***** Source data *****
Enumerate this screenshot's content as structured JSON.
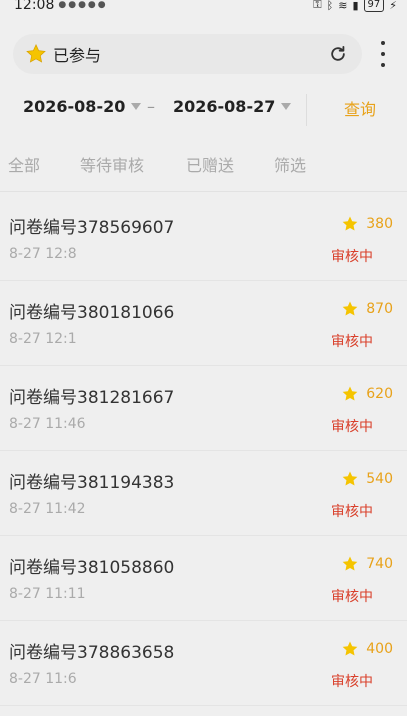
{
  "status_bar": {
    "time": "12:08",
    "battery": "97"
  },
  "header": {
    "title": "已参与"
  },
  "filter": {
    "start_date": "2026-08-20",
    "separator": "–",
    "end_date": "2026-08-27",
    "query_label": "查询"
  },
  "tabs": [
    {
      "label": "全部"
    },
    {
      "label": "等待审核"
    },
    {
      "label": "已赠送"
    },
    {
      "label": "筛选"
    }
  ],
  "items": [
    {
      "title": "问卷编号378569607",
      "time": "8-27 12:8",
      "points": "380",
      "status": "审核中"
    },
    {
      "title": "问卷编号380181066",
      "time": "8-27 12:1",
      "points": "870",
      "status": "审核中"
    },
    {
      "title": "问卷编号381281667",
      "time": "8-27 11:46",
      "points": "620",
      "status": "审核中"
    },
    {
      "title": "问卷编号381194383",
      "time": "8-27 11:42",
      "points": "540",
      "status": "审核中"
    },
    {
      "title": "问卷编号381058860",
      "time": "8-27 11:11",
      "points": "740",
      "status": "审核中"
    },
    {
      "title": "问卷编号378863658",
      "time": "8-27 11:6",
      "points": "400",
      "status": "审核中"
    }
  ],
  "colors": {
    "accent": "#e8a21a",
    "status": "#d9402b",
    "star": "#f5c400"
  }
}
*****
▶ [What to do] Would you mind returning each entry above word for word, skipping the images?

▶ [Solution to this task]
Enumerate this screenshot's content as structured JSON.
{
  "status_bar": {
    "time": "12:08",
    "battery": "97"
  },
  "header": {
    "title": "已参与"
  },
  "filter": {
    "start_date": "2026-08-20",
    "separator": "–",
    "end_date": "2026-08-27",
    "query_label": "查询"
  },
  "tabs": [
    {
      "label": "全部"
    },
    {
      "label": "等待审核"
    },
    {
      "label": "已赠送"
    },
    {
      "label": "筛选"
    }
  ],
  "items": [
    {
      "title": "问卷编号378569607",
      "time": "8-27 12:8",
      "points": "380",
      "status": "审核中"
    },
    {
      "title": "问卷编号380181066",
      "time": "8-27 12:1",
      "points": "870",
      "status": "审核中"
    },
    {
      "title": "问卷编号381281667",
      "time": "8-27 11:46",
      "points": "620",
      "status": "审核中"
    },
    {
      "title": "问卷编号381194383",
      "time": "8-27 11:42",
      "points": "540",
      "status": "审核中"
    },
    {
      "title": "问卷编号381058860",
      "time": "8-27 11:11",
      "points": "740",
      "status": "审核中"
    },
    {
      "title": "问卷编号378863658",
      "time": "8-27 11:6",
      "points": "400",
      "status": "审核中"
    }
  ],
  "colors": {
    "accent": "#e8a21a",
    "status": "#d9402b",
    "star": "#f5c400"
  }
}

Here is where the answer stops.